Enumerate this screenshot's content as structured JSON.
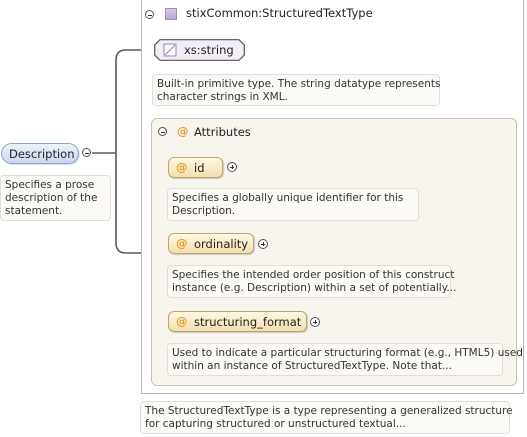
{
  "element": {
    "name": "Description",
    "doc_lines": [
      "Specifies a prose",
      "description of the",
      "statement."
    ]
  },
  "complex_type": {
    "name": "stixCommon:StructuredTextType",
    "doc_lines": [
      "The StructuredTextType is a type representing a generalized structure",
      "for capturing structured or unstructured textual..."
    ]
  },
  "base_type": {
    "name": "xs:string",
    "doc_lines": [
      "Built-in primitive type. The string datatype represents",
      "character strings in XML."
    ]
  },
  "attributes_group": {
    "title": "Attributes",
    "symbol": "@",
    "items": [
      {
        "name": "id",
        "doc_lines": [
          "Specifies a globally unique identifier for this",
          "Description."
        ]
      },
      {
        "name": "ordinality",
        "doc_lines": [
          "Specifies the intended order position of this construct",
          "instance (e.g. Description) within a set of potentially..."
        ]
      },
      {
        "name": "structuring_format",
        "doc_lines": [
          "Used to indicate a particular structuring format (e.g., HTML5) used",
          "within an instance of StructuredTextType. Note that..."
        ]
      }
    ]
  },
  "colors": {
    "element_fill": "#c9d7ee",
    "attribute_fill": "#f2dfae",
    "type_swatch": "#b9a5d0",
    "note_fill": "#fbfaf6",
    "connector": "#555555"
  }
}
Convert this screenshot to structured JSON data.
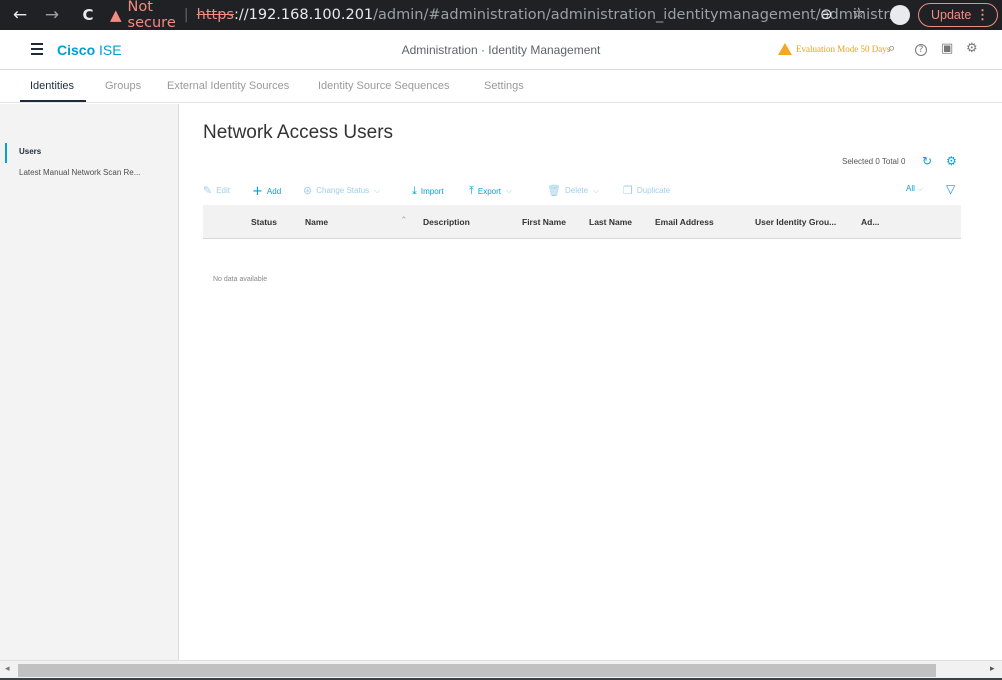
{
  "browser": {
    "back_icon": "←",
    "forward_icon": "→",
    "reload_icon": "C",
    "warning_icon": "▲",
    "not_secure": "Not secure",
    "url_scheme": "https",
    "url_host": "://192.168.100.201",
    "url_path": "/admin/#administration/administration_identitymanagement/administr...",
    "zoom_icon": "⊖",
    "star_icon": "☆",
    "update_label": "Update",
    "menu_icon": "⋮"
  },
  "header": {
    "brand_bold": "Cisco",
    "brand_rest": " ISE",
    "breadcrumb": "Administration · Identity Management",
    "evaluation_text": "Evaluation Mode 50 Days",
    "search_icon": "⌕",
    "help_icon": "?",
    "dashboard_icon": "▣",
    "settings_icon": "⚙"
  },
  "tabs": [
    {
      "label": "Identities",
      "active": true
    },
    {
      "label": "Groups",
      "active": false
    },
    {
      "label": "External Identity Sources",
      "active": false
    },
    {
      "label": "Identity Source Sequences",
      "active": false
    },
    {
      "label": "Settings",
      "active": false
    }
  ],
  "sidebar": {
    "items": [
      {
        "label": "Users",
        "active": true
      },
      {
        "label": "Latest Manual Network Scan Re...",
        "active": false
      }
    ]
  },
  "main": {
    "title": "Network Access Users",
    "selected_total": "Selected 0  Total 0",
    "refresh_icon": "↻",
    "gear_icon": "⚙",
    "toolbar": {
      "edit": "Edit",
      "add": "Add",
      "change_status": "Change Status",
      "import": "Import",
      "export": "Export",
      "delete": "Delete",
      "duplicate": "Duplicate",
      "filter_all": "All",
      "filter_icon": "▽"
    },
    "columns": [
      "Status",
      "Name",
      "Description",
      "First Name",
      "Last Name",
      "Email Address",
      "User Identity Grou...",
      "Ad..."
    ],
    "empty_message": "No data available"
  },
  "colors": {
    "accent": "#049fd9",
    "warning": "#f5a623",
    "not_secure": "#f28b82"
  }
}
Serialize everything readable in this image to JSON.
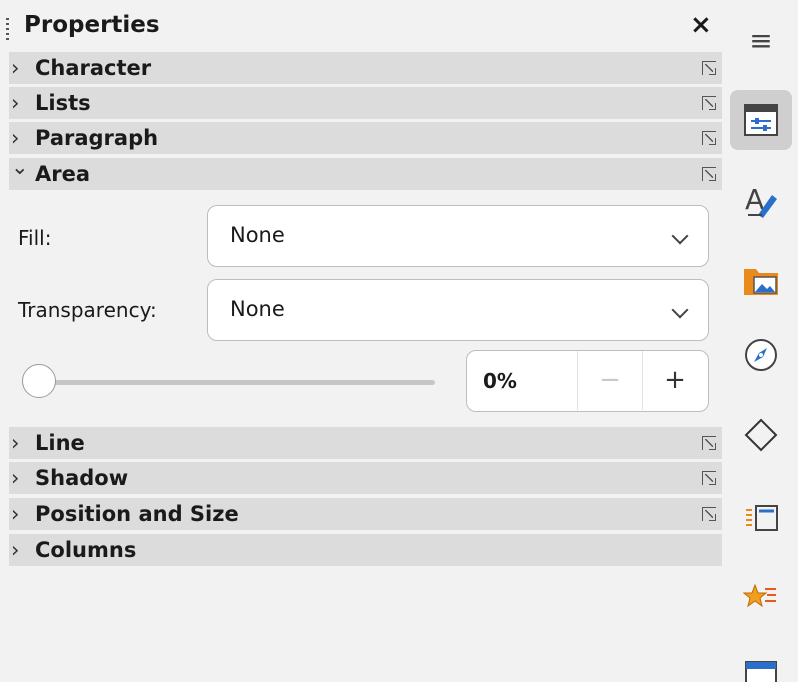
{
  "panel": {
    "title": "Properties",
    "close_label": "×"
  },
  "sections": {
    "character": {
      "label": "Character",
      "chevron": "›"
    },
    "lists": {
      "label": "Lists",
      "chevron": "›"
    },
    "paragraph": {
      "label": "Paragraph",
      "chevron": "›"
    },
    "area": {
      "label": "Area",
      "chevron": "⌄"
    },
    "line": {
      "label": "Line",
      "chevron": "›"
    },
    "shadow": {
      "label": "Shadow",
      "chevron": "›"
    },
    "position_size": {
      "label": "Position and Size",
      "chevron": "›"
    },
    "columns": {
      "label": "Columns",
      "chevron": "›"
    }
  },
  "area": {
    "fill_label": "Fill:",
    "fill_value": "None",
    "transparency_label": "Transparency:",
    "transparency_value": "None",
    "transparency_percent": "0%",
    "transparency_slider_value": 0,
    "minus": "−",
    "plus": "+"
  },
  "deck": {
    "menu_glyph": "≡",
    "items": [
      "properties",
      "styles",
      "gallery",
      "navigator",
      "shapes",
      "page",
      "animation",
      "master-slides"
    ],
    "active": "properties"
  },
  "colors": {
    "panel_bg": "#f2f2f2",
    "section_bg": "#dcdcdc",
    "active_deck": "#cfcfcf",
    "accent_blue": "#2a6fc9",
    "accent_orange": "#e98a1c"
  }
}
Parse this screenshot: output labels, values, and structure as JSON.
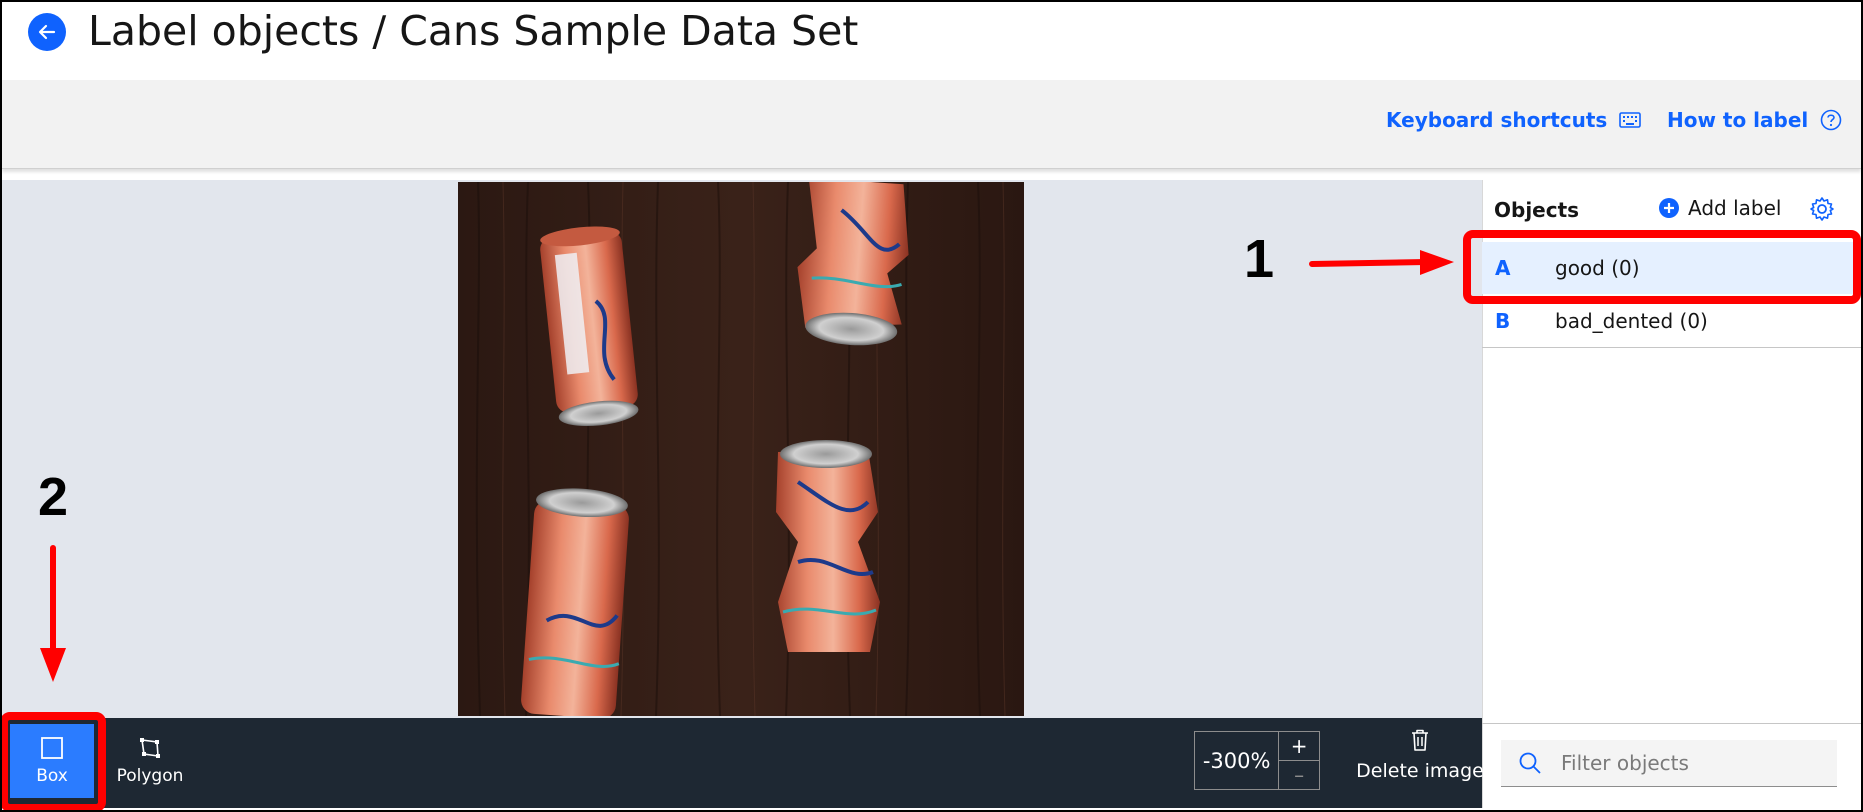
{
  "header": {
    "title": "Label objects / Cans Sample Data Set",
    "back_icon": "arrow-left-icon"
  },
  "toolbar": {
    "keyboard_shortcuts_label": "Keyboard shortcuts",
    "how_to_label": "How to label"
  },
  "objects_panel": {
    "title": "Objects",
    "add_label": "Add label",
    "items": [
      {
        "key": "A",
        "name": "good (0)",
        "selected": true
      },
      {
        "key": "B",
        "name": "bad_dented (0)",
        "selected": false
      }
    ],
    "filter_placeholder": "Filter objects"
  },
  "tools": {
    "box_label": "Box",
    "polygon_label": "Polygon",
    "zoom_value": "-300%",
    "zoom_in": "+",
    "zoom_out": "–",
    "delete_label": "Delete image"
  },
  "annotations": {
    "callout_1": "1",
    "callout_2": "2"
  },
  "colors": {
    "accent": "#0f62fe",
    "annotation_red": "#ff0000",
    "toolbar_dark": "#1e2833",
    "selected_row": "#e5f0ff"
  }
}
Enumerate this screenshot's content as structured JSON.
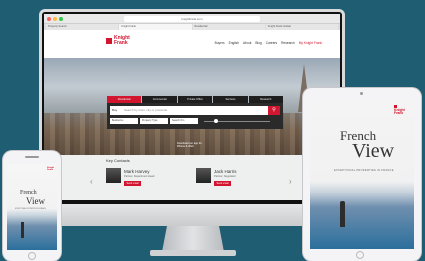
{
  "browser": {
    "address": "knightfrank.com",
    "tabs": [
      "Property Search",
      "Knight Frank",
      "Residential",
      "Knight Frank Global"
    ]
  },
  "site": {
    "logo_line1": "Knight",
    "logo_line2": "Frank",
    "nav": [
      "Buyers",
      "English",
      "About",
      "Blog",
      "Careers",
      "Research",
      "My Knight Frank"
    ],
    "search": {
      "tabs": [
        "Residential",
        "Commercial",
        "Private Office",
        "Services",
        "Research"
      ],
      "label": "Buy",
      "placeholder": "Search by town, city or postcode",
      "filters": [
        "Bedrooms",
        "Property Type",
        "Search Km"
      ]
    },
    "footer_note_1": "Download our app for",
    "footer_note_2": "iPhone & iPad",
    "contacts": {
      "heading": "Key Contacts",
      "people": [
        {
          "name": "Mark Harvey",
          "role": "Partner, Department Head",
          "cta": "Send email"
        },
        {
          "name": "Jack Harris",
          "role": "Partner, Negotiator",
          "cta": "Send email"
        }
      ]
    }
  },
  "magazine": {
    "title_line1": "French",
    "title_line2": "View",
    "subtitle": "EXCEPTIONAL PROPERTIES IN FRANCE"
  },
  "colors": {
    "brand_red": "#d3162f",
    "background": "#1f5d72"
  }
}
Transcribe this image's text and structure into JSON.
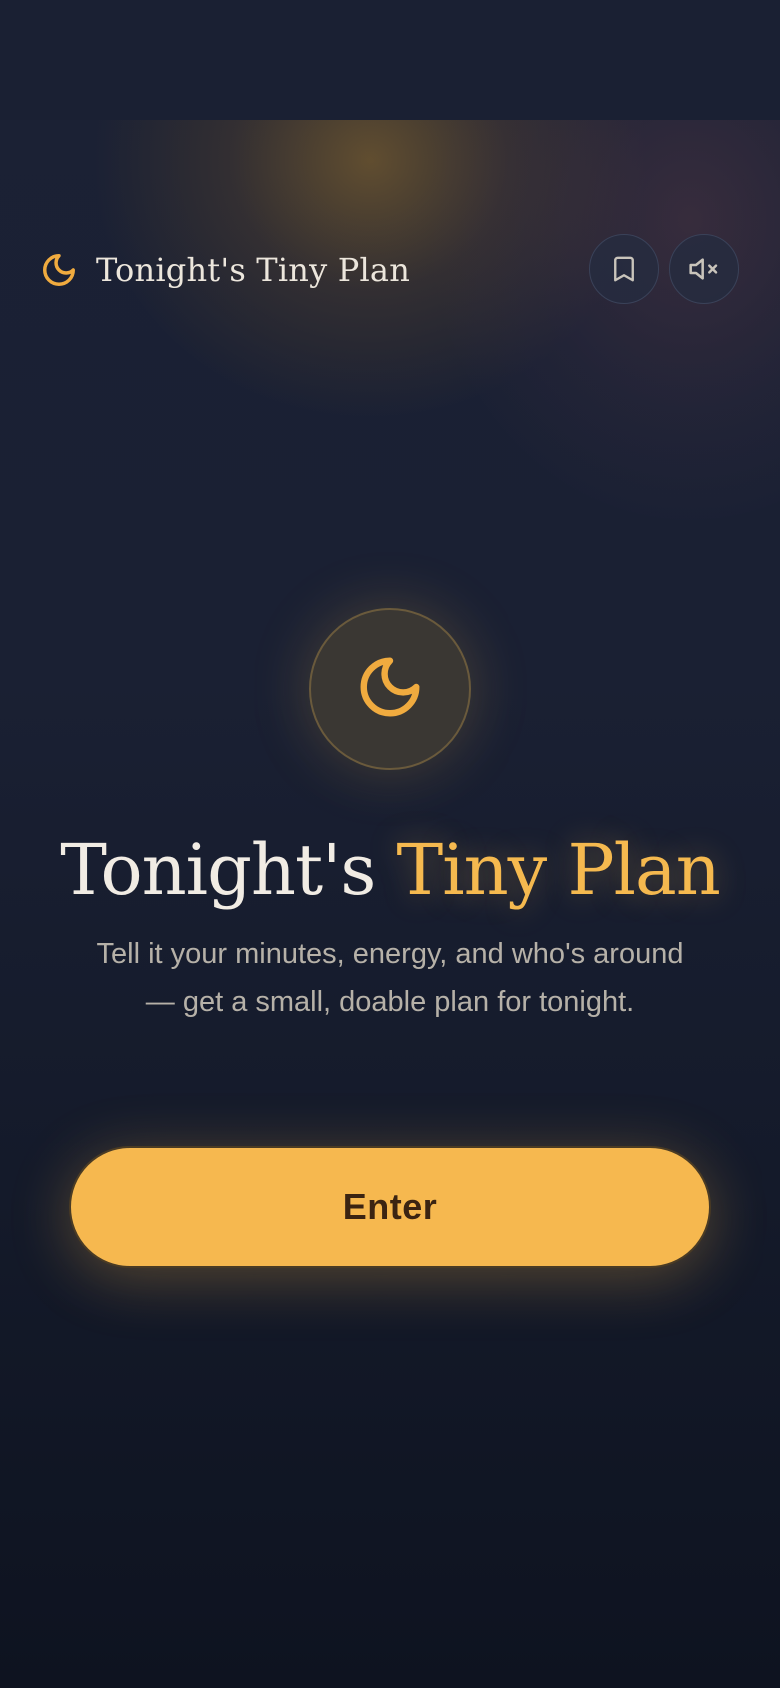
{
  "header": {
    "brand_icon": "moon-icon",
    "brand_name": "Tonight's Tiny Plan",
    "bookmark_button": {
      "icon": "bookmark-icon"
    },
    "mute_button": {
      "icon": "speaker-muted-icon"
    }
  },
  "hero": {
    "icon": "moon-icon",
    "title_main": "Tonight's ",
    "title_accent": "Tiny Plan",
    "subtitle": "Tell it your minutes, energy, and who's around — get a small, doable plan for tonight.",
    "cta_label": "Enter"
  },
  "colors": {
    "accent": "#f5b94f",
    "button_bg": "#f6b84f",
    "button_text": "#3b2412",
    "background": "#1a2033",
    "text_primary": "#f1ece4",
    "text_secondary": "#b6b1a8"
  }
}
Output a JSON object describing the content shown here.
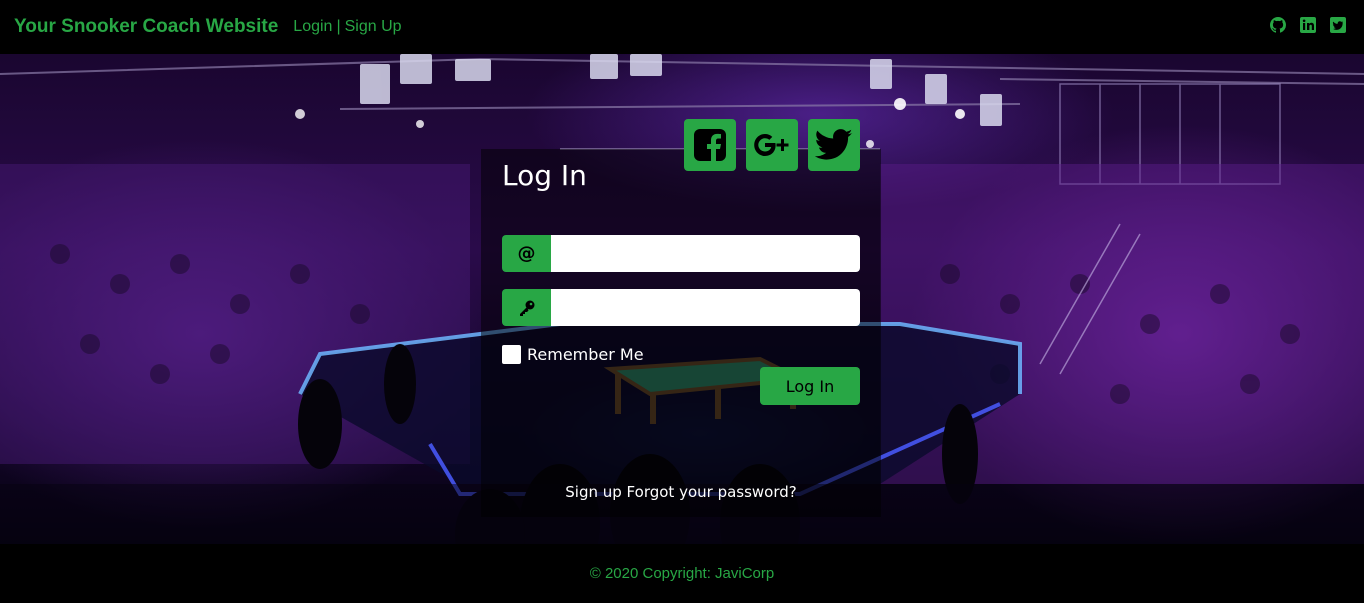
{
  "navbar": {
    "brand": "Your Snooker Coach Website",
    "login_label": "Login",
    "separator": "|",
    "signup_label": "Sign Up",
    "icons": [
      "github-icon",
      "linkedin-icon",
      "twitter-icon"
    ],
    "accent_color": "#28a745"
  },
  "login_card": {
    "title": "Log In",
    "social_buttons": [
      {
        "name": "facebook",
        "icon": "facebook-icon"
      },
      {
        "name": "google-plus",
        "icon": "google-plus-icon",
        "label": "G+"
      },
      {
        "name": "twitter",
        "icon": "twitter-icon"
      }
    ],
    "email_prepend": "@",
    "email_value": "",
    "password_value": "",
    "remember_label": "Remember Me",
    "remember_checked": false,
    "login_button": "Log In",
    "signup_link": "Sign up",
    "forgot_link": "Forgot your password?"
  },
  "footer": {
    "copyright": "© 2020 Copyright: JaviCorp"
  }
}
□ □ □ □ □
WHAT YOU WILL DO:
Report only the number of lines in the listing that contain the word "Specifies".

EXERCISE OUTPUT:
3